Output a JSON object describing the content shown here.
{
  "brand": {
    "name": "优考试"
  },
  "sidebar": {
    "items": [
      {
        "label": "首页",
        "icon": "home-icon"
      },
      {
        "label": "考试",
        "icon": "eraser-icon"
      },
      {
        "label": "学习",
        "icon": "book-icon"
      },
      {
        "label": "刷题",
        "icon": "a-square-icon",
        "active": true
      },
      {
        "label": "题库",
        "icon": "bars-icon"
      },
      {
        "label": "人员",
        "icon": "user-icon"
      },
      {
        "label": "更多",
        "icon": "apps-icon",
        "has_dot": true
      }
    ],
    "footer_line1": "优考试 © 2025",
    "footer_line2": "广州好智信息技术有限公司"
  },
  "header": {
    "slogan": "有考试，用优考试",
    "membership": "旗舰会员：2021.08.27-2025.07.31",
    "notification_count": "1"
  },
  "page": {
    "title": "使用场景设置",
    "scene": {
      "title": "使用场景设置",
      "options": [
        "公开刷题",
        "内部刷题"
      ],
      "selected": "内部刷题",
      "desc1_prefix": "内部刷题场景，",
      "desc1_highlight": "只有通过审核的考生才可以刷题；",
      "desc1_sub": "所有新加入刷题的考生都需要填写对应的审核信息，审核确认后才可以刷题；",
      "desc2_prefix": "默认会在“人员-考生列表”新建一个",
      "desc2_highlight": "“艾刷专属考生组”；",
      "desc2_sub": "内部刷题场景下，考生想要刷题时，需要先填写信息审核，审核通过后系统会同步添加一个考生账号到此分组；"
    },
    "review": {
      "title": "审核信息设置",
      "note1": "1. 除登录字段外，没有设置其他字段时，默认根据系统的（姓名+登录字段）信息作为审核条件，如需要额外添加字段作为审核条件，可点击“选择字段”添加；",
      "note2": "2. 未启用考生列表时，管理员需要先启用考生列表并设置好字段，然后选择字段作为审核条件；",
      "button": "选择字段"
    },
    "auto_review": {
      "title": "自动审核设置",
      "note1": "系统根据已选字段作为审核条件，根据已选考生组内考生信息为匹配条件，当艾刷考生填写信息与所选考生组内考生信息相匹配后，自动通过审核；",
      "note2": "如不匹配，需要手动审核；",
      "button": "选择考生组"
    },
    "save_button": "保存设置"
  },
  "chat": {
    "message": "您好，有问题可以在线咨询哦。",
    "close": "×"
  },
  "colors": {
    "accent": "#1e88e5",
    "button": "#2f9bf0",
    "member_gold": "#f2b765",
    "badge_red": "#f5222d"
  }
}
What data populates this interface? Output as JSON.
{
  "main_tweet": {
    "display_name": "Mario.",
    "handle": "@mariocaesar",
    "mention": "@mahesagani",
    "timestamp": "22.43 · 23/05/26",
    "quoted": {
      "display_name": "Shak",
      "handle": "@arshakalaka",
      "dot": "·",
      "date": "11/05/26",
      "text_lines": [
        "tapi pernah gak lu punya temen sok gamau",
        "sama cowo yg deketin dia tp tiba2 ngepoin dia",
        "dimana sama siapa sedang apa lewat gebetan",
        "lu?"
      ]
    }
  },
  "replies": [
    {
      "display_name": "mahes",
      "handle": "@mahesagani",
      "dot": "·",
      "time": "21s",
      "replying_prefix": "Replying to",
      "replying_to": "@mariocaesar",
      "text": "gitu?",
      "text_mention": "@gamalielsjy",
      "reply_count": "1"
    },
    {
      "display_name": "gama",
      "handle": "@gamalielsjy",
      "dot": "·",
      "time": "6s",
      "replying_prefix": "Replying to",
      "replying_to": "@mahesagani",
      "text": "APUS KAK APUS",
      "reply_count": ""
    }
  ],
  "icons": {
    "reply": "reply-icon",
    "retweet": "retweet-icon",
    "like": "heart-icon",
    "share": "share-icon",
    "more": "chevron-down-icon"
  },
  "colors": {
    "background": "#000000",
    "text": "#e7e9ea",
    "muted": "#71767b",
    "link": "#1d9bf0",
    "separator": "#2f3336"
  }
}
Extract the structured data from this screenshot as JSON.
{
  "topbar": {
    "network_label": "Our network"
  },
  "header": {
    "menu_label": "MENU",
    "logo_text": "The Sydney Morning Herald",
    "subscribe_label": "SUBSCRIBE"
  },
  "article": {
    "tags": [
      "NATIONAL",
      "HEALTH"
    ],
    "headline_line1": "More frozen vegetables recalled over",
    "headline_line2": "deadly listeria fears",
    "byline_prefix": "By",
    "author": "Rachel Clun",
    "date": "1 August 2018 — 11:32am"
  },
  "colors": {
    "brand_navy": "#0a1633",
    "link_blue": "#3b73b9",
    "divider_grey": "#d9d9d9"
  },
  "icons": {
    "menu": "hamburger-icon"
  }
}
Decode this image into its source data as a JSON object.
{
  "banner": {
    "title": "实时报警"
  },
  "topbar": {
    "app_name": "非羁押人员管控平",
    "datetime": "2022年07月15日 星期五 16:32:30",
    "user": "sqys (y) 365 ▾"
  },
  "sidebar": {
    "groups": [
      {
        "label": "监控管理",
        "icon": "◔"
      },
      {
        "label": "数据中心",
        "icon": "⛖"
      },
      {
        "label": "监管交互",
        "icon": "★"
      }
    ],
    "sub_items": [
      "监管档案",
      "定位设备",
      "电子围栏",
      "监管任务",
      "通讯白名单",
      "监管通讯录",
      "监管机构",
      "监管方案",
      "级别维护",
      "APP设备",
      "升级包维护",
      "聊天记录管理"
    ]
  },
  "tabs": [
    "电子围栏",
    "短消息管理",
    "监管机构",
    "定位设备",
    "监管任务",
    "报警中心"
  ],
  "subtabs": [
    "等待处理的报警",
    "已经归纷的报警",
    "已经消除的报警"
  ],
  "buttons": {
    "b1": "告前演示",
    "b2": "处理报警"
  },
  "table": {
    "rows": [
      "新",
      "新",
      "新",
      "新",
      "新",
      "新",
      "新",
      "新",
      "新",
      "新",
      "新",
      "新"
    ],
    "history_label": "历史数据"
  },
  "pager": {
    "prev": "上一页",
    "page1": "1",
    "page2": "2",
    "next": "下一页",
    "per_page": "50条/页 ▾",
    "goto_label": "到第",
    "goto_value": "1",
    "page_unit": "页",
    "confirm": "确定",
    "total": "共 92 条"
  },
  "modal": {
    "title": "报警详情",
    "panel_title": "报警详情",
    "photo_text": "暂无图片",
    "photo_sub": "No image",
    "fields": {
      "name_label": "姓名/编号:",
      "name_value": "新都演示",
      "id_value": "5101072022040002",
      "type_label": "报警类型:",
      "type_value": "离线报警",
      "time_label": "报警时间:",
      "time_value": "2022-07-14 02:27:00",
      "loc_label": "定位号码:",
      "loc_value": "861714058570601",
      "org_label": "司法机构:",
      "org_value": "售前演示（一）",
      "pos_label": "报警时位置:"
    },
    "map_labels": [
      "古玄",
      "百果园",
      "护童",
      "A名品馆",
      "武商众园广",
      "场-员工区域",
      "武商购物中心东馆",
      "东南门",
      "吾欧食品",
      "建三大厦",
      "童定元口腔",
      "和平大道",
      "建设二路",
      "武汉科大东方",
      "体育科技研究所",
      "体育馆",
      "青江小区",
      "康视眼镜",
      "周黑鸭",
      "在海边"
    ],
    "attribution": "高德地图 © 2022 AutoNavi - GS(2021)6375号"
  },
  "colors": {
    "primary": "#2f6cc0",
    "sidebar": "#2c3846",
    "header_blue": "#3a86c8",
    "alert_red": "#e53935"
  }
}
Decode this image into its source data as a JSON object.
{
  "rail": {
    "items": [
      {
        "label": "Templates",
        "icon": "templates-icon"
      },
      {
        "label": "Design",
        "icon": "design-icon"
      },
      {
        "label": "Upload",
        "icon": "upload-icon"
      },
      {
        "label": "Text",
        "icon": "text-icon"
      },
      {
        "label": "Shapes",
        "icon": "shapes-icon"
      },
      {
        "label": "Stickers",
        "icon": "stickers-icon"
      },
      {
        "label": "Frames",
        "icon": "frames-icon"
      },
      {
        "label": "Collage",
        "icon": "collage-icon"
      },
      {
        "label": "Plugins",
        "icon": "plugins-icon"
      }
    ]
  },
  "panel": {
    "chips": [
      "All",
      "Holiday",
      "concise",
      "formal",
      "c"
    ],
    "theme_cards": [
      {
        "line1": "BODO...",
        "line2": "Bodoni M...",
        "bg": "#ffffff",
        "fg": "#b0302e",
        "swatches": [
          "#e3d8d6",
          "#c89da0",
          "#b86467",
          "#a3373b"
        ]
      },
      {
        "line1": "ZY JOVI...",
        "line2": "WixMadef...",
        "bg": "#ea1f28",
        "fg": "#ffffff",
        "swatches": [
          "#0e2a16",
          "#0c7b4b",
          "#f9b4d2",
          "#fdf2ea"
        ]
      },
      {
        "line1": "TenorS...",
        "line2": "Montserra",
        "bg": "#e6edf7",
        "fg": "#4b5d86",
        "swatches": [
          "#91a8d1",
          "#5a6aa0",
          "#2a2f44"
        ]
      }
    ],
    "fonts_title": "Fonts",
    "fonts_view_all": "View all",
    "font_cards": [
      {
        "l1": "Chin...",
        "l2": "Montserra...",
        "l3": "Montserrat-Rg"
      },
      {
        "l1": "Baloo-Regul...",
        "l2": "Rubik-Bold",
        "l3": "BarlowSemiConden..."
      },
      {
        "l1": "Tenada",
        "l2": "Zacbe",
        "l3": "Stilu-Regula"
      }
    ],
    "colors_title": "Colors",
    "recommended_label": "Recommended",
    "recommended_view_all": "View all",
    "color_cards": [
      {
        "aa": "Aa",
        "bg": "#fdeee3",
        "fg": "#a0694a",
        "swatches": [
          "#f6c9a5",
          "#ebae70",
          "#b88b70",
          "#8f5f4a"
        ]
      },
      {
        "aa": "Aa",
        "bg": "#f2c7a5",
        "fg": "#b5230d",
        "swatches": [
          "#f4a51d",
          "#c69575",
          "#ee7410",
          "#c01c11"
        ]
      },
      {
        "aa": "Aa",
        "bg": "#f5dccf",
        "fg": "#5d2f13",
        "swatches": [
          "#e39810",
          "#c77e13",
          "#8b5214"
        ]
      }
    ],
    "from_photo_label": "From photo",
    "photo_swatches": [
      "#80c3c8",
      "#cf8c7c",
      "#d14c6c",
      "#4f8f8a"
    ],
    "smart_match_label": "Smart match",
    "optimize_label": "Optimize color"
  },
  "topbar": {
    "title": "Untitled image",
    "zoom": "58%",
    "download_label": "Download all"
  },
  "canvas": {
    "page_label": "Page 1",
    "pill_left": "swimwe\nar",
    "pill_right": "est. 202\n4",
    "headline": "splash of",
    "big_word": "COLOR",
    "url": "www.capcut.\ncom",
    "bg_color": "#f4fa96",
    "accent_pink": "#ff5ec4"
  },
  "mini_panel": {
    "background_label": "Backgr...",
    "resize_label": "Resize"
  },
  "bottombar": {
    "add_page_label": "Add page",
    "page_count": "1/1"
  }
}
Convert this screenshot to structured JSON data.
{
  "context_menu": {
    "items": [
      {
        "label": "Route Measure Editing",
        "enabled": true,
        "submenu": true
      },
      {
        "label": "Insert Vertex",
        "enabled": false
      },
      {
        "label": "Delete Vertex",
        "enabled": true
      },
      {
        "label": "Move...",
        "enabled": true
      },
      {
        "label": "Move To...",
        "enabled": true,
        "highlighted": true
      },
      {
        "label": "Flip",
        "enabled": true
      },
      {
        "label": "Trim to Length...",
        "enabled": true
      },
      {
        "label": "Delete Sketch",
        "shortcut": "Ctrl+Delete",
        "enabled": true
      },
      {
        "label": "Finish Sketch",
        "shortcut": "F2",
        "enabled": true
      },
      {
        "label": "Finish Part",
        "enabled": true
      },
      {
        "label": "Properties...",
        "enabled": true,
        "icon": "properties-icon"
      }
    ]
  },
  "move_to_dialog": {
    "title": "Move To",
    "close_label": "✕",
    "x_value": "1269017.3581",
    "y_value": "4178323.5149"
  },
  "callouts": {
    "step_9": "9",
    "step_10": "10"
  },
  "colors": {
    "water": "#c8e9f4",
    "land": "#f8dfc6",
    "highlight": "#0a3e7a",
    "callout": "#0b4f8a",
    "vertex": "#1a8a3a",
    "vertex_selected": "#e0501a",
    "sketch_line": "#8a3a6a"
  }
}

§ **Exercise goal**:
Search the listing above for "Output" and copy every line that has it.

§ **Response area**:
Output a JSON object describing the content shown here.
What data populates this interface? Output as JSON.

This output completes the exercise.